Health of Native-born and Foreign-born Black Residents in the United States: Evidence from the 2000 Census of Population and the National Health Interview Survey
Black US residents
Immigrant health advantage
Demography, Population, and Ecology
Family, Life Course, and Society
Social and Behavioral Sciences
Utilizing the 5% Public Use Micro Data Sample (PUMS) from the 2000 Census of Population and 2000-2006 waves of the National Health Interview Survey (NHIS), we examine differences in disability, self-rated health and chronic conditions among native-born and foreign-born black US residents. Among the foreign-born, we distinguish among immigrants from the Caribbean /West Indies, Africa, Europe and other regions of the world, as well as by Hispanic origin. Results from both data sets point to an immigrant health advantage across all measures of health for all groups except for the European-born. Black immigrants from Europe reported similar levels of hypertension as U.S.-born non-Hispanic blacks.

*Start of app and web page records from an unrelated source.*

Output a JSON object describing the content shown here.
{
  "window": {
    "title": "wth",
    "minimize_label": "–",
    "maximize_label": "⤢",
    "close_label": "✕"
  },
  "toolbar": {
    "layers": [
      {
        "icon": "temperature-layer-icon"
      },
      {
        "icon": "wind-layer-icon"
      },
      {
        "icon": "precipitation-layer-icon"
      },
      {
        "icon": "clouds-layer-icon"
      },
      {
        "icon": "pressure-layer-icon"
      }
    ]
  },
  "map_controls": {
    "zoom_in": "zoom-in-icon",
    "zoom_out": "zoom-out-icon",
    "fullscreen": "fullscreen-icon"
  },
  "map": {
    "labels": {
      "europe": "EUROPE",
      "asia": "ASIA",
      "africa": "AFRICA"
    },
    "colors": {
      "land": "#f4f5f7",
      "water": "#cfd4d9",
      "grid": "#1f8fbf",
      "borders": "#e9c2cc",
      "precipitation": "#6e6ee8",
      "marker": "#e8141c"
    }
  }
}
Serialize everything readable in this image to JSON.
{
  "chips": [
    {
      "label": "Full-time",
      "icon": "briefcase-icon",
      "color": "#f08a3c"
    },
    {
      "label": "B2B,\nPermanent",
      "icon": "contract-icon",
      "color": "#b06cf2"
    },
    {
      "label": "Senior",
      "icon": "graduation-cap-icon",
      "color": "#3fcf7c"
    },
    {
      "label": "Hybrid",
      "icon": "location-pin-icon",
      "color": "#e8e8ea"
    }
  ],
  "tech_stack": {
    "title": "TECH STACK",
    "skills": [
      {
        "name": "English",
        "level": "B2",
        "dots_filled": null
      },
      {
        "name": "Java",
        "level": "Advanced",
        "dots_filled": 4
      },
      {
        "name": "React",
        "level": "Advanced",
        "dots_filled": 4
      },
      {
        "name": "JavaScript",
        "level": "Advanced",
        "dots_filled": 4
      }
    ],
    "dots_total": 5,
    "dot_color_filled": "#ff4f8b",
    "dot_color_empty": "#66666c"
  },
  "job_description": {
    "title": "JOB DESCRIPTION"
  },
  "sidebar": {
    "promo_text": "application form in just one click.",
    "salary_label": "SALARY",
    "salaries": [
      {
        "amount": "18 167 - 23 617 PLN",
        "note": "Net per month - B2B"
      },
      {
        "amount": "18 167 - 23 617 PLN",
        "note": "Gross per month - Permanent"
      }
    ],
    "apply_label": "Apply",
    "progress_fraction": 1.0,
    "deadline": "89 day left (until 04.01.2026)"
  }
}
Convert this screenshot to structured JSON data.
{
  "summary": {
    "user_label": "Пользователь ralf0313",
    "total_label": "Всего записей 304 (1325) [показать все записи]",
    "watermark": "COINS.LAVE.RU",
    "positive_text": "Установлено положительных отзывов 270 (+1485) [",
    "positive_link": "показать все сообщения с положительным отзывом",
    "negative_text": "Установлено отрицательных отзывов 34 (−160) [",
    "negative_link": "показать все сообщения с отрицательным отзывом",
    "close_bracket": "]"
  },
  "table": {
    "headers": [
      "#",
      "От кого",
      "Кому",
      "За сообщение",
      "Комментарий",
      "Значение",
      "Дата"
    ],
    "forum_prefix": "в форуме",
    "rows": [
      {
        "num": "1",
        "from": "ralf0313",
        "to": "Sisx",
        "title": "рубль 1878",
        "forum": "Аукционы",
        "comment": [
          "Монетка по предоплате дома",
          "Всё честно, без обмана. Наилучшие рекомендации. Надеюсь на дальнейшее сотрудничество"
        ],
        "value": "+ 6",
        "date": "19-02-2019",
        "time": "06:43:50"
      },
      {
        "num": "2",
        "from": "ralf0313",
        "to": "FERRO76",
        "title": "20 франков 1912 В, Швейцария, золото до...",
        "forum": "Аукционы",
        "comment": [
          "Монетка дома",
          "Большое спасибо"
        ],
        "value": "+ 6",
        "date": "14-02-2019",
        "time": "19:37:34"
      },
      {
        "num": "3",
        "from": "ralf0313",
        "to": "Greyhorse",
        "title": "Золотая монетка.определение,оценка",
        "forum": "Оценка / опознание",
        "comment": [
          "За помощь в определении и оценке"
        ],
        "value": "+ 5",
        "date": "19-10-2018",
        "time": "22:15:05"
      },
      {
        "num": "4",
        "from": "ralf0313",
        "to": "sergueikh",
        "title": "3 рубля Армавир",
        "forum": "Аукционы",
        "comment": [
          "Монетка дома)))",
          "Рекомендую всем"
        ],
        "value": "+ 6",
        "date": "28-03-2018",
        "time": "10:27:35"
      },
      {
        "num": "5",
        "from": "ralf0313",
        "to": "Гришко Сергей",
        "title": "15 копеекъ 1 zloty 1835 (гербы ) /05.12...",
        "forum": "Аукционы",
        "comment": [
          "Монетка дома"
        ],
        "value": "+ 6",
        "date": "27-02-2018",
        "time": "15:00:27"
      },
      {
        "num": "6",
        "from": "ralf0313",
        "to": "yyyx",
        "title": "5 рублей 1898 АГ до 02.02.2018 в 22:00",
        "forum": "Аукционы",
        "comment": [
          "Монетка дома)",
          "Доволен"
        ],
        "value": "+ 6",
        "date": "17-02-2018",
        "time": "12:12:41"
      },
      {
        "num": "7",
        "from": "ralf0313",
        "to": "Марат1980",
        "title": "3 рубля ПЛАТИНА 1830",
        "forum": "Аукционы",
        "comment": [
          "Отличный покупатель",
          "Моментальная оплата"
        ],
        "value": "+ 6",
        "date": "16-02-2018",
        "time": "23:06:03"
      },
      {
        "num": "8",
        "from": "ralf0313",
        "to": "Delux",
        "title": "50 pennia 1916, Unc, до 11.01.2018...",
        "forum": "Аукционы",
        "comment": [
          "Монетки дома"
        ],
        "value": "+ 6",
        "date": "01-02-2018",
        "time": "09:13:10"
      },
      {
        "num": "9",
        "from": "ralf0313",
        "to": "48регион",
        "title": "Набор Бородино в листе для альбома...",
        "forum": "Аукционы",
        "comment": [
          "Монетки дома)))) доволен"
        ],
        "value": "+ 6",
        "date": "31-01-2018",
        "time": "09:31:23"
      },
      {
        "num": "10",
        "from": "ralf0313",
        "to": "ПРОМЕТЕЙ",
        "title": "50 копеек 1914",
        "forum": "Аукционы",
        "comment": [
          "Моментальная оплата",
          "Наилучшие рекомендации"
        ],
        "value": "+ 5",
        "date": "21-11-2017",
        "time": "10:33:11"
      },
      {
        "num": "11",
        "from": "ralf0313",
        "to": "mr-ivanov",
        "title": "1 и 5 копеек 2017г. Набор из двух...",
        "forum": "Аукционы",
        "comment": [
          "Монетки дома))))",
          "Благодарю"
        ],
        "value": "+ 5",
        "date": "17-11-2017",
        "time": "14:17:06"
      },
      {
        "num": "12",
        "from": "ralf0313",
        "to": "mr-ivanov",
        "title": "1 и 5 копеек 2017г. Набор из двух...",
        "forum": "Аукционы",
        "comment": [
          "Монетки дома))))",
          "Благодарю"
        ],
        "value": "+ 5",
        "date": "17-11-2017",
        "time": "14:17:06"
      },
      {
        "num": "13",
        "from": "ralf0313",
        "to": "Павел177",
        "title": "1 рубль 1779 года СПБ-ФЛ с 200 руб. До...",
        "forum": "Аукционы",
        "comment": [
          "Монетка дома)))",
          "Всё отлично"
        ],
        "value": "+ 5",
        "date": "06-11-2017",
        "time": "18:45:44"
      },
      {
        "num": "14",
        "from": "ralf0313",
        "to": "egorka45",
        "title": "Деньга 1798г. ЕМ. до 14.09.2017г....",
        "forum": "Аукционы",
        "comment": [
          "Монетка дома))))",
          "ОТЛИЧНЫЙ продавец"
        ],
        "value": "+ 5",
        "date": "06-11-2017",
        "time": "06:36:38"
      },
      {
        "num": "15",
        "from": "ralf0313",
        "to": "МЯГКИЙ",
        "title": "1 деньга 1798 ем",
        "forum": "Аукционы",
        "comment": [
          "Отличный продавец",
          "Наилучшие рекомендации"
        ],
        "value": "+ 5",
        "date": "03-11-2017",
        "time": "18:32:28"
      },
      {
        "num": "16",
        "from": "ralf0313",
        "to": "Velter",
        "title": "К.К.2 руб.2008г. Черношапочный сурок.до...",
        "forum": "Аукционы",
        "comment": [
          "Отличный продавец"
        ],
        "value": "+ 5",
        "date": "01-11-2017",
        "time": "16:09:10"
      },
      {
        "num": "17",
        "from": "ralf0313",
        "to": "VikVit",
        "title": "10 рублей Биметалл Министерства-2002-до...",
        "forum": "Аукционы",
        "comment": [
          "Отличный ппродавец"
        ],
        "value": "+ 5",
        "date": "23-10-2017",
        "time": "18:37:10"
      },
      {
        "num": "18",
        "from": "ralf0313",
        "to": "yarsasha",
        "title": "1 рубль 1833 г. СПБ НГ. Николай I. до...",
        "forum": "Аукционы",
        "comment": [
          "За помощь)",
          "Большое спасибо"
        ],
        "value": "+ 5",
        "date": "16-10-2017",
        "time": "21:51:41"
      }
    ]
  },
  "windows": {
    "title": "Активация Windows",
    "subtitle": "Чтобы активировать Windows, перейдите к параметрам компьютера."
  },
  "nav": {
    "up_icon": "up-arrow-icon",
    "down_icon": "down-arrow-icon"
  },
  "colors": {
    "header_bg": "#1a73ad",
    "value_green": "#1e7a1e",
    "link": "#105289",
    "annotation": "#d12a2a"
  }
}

Our results also suggest that the Hispanic health “paradox” does not apply to Hispanics who self-identify as black.